Power Corporation of Canada, Canada Life gift to support scientific discovery at University of Lethbridge

The University of Lethbridge is pleased to announce that Power Corporation of Canada, together with Canada Life, is continuing its longstanding support of the University with a multi-faceted gift supporting scientific discovery and liberal education.

The donation, which totals $400,000 between the two organizations, includes $250,000 from Power Corporation and an additional $150,000 from Canada Life. The Power Corporation gift includes support to the Dr. Jim Coutts Prairie Research Program, a research program headed by U of L biologist Dr. Roy Golsteyn, and towards the development of a flexible lab and makerspace within the new Science Commons building.

The Canada Life gift also supports the Science Commons spaces and the valuable infrastructure that will allow U of L faculty and students to break boundaries with this unique and innovative research.

“At Canada Life, we believe education opens doors to the future. We’ve been a longtime supporter of the University of Lethbridge, and we’re pleased our funding can help bring the Science Commons to life,” says Paul Mahon, chief executive officer, Canada, at Canada Life. “The space is purposefully built to bring students of all ages together to learn from each other, experts and innovative programs, as well as support important research. We know this flexible lab and makerspace is a valuable addition to the University and will be a great asset to the community for years to come.”

Golsteyn’s project is specific to southern Alberta and born of the close relationship the University has had with the traditional Blackfoot territory on which it is situated, and the Blackfoot people. It’s a relationship that was also important to Dr. Jim Coutts (LLD ’12), whose generous gift of his homestead property led to the establishment of the Coutts Centre for Western Canadian Heritage in June 2011.

Coutts had a passion for the ecosystem of Western Canada and, in particular, the preservation and propagation of Western Canadian native prairie grasses. Golsteyn’s lab has become a space for students from the Blackfoot community who wish to use scientific approaches to study plants they may already know by Traditional knowledge or by knowledge from Blackfoot elders. The University of Lethbridge is an excellent place to foster different ways of viewing prairie plants and their impact on human cells, and specifically cancer cells.

“It is astonishing that, even in the 21st century, we are only beginning to realize that plants from the Alberta prairies contain chemicals of medical importance,” says Golsteyn. “This funding will continue to support our students and our research as we investigate these plants, seeking the chemicals that may lead to new and better treatments for eradicating cancer.”

“Power Corporation of Canada believes that leading-edge research and great educators change lives for the better and improve our communities,” mentions Paul Genest, senior vice-president, Power Corporation of Canada. “That is why we are so pleased to support the Dr. Jim Coutts Prairie Research Program, and to partner with Canada Life in support of the Science Commons Flexible Lab Space here at the University of Lethbridge.

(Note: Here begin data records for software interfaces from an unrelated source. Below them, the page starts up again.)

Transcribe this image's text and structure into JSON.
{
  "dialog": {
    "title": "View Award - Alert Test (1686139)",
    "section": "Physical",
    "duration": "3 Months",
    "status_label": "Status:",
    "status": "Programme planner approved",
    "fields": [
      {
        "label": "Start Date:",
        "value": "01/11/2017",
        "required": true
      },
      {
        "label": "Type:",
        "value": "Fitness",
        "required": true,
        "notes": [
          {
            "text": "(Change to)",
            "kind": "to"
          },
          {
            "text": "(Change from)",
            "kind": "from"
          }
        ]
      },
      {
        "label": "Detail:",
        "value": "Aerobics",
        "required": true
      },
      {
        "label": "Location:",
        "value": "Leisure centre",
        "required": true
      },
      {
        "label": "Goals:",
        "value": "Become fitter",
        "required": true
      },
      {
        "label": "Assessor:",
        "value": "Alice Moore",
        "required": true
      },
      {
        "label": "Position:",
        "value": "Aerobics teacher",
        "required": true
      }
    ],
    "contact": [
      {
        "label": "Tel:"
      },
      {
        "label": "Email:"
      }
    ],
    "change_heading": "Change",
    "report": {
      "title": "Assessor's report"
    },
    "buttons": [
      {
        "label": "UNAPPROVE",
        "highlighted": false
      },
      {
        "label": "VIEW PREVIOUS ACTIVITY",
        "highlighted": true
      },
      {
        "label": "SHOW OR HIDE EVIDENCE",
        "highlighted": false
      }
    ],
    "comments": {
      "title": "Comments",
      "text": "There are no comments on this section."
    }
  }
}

The University and Dr. Golsteyn are to be commended for their commitment to scientific innovation, using an approach that is respectful of indigenous knowledge and our Canadian ecological and cultural heritage.”

The investments are part of the U of L’s SHINE campaign and highlight the relationship with the University’s corporate partners and their support of a knowledge-driven future where faculty and students work to discover new solutions to perplexing problems and enabling positive change.

“We’re extremely grateful to Power Corporation of Canada for recognizing the incredible potential of Dr. Golsteyn’s project and how their support will push this research forward while empowering the next generation of scientific leaders, and to Canada Life for their support of Science Commons, which is changing the way we engage science students and the community at the U of L,” says Dr. Mike Mahon, the U of L’s president and vice-chancellor.

The University’s SHINE campaign continues to garner unprecedented donor support and has currently raised $88 million toward its $100-million goal.